_Work item_: The word "Melissa" marks the lines you need; copy each of them from the data.

------------------------------

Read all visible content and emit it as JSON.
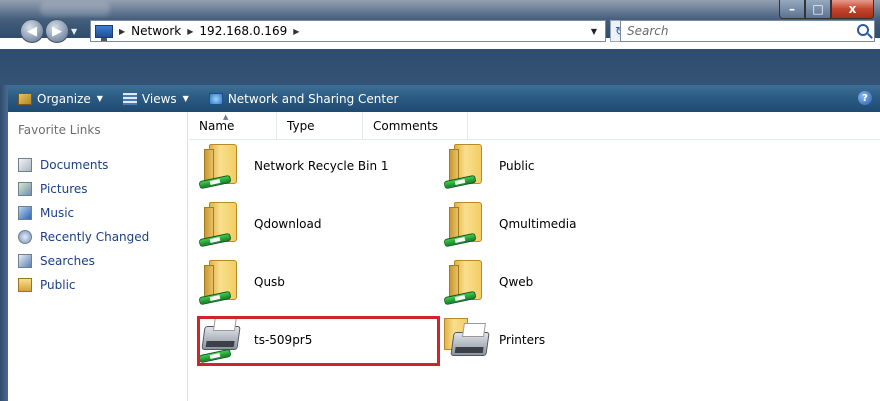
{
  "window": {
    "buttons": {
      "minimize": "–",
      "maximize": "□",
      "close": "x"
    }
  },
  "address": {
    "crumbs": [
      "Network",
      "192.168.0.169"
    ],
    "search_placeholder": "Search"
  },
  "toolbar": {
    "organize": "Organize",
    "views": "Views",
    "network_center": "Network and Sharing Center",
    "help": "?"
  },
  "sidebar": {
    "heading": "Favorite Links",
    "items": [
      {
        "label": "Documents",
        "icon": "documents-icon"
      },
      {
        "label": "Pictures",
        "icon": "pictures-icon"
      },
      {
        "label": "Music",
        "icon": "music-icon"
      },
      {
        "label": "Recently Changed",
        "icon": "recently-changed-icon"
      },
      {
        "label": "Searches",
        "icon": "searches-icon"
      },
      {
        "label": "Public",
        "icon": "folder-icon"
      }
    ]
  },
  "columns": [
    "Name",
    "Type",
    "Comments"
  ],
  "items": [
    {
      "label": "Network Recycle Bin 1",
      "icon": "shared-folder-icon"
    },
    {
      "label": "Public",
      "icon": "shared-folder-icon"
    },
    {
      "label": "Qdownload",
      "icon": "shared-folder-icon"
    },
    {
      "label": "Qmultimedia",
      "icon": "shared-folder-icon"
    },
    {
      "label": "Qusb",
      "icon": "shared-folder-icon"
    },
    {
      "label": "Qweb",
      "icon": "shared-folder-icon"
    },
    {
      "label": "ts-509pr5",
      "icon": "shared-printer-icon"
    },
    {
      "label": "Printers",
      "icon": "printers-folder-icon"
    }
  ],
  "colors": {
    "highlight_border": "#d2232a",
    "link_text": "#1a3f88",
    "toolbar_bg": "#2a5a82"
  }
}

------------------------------

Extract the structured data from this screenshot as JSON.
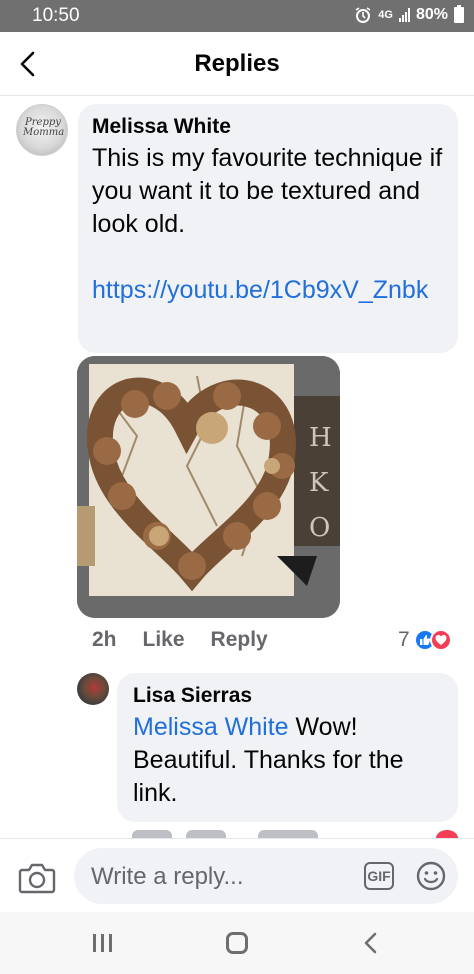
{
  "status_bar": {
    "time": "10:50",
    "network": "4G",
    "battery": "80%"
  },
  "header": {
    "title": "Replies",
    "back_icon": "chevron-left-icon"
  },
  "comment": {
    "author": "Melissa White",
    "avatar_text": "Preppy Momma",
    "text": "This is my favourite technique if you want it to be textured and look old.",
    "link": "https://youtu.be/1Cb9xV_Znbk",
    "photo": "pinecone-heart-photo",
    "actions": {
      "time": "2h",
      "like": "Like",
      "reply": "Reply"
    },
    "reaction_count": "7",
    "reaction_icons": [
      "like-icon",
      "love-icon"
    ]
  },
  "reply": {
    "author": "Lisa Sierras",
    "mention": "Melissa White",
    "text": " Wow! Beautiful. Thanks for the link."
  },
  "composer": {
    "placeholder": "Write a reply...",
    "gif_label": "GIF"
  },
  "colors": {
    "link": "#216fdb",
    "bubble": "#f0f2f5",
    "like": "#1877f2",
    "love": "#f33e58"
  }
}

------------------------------

_Result of the task_:
    "author": "Melissa White",
    "mention": "Melissa White",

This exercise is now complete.